Activate

If compiled as shared module, don't forget to add the following line to your webserver configuration (if apxs did not already):

LoadModule log_mysql_module [path to your mod_log_mysql.so, usually "modules/mod_log_mysql.so"]

Use and Configuration

Selecting mod_log_mysql as logging target

mod_log_mysql registers itself automatically with the modular mod_log_config. To select MySQL as target, use a URI of the following form in mod_mod_log_config's CustomLog or TransferLog:

mysql:[user[!password]][@[host][:port]][/database]
or
mysql:[user[!password]][@[host][:socket/path/]][/database]

Items in square brackets can be omitted.

Notice the way a Unix file system socket is handled in combination with a database, this is a bit tricky: The socket path must always end with a slash, even though it's of course not a directory. Second, the database name must start with a slash (but not end with one). However, if you enter both a socket path and a database name, you must not enter double slashes. Confused?
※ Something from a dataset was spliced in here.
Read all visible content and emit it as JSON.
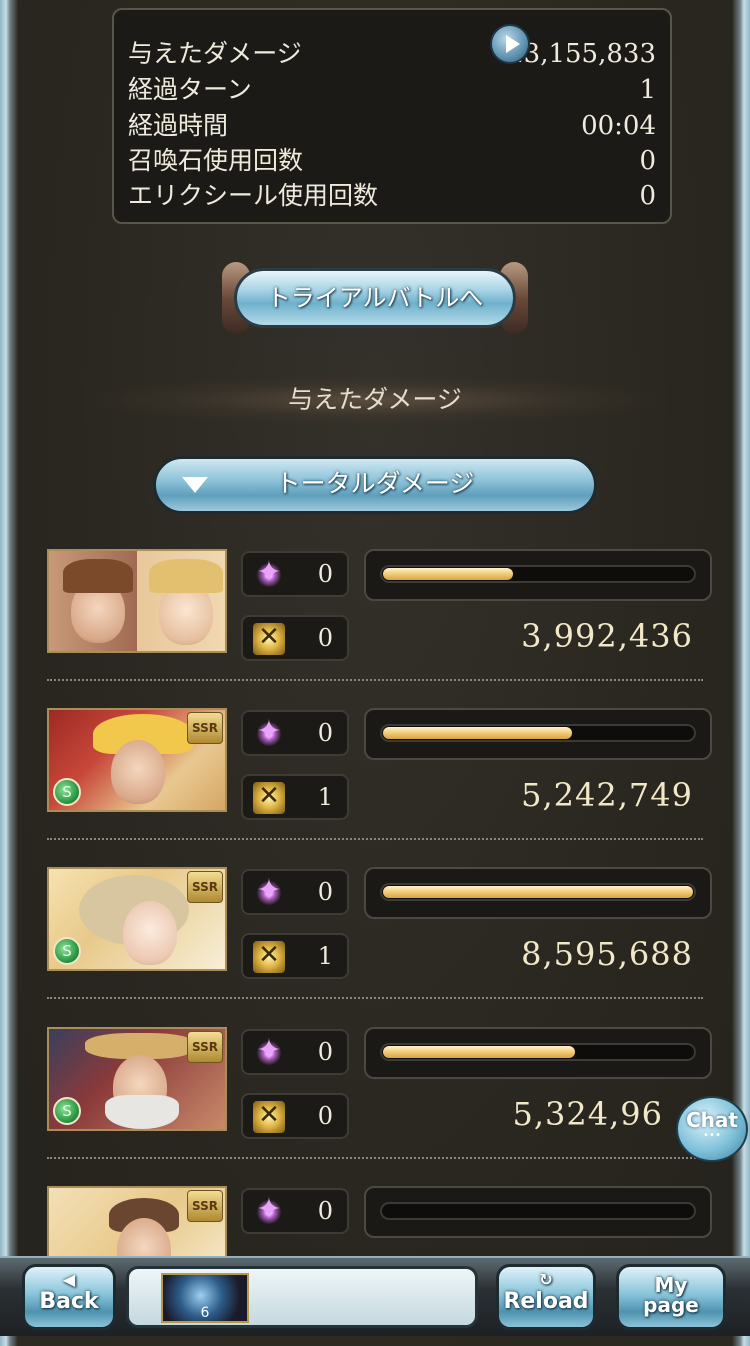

Here are some examples:

/a/b/c
/a/b is the socket here, c is the database.
/a/b/c/
The last part of this string ends with a slash, so /a/b/c is the socket and there's no database name.
/a
There's only one part and it does not end with a slash: a is the database name and there's no socket path.
/a/
Again, there's only one part, but this time it does end with a slash: /a is the socket path and there's no database name.
/a/b//c
This is invalid, the MySQL connection will fail. Use /a/b/c (like in the first example above).

That said, mod_log_mysql reads defaults for all items of this URI from the sections [client] and [mod_log_mysql] (in that order) of your MySQL configuration file (usually /etc/my.cnf). If MySQL is set up accordingly, you can ommit at least the host and port/socket parameters. Please see your MySQL documentation to read more about configuration options for MySQL clients.

Logging

It's up to you what to store in your logs and how you do that, the pattern given to mod_mod_log_config's CustomLog or LogFormat can be any SQL command. Both CustomLog and LogFormat work the same way as they always did.
For information about the possible % directives, which log the characteristics of the request, see Custom Log Formats in the original mod_log_config documentation as well as mod_log_io, mod_ssl and possibly other modules.

There is a special argument to all string directives named mysqlname. Its use is to convert the data to insert into a valid MySQL column or table name by simply removing anything that is not a letter or a number, i. e. anything not alphanumeric. This way you can use the server name directive %v to select the table that stores the data for the host in question.

LogFormat "insert into %{mysqlname}v set host=%h,time=%t,method=%m,url=%R,status=%>s" mysql

Please note that no quotes are needed around strings since mod_log_mysql inserts these itself. This is due to the fact that mod_log_mysql may store NULL values if the requested item is not applicable, for example if the HTTP client did not send a referrer.

Configuration

There is only one configuration directive and on a stable system, you do not even need it. Cool, isn't it? :)

LogMySQLFallback [fallback dir] [fallback retry timeout]

In case the connection to the database server is down, mod_log_mysql can write the SQL commands into files, one per log target.
LogMySQLFallback sets the directory in which these files will be created. The second argument - if given - sets the time between two connection retries in seconds. The default is 30 seconds, i. e. mod_log_mysql will only try to reconnect every 30 seconds.

mod_log_mysql will leave a message in the server's ErrorLog whenever the connection fails and when the connection comes back. The module will not automatically send the data it wrote into the fallback files to the database if the connection is up again. This might change in future releases, but for now you can simply parse the files with the mysql command line tool:

mysql -p -D httpd < /var/log/apache2/bitbrook_de

As mentioned above, mod_log_mysql uses one file per log target. The format is simply the log URI given to CustomLog or TransferLog with any unsafe characters replaced by an underscore.

Comments and Questions?

Feedback and comments welcome, please use the contact form or the email address at http://kino-fahrplan.de/intern/kontakt.